A ‘SECRET’ museum at Sheffield University is to open its doors on a regular basis – after a one-off event last year proved a huge success.
The little-known Alfred Denny Museum is packed with artefacts from the natural world, such as the enormous skull of an extinct man-sized eagle known as the terror bird.
The museum was opened to the public for the first time in over a century during the Festival of the Mind last September by TV bird expert and animal behaviour specialist Professor Tim Birkhead.
A series of guided tours proved to be a big hit, with visitors flocking in their hundreds.
The teaching museum was created by the university’s first professor of biology, Alfred Denny, in 1905.
Now Prof Birkhead has secured funding to open the museum to the public on the first Saturday of every month, between 9.30am and 1pm.
Alongside the terror bird, exhibits include a half porpoise, fossilised tiny flying dinosaurs, and sun spiders with ferocious, poisonous jaws.
The collection, which is a working study museum for students in the university’s animal and plant sciences department, will be manned by volunteers during opening hours.
Volunteer Duncan Jackson, aged 19, said: “Having the museum in the department really helped with my course work.
“I would like a career working with zoology collections in museums, so having the opportunity to get some experience as a volunteer in the Alfred Denny Museum will really help.”

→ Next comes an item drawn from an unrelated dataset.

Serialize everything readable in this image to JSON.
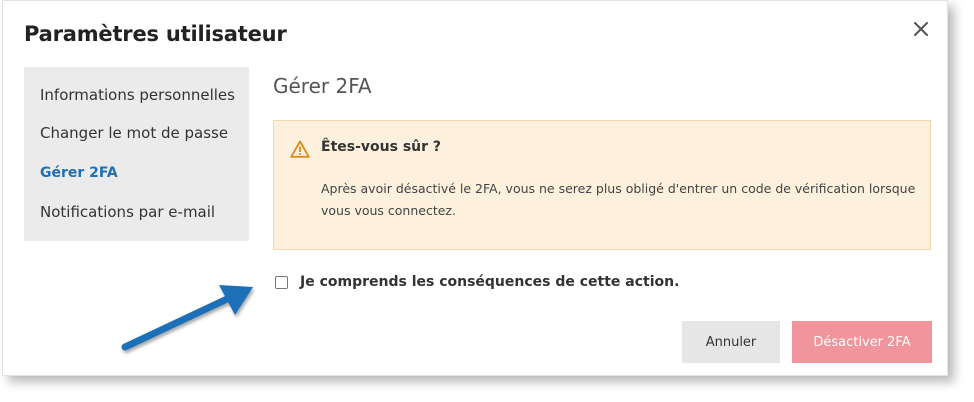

A visitor during Festival of the Mind signed the visitor book saying: “What a hidden treasure. It has been a real privilege to be allowed to see it.
“It was a surprise how extensive the collection is, and how instructive. What an amazing collection.”
Prof Birkhead said: “The public’s enthusiasm for the museum has been inspirational. We’re thrilled to be able to open up the museum for everyone.”
Prof Vanessa Toulmin, who curated and directed Festival of the Mind, said: “The fact that the Alfred Denny Museum, or the ‘Cabinet of Curiosities’ as it was known during the Festival, will now be regularly open to the public is fantastic.”
The museum, in the university’s Alfred Denny Building on Western Bank, will be open to the public next on Saturday, March 2.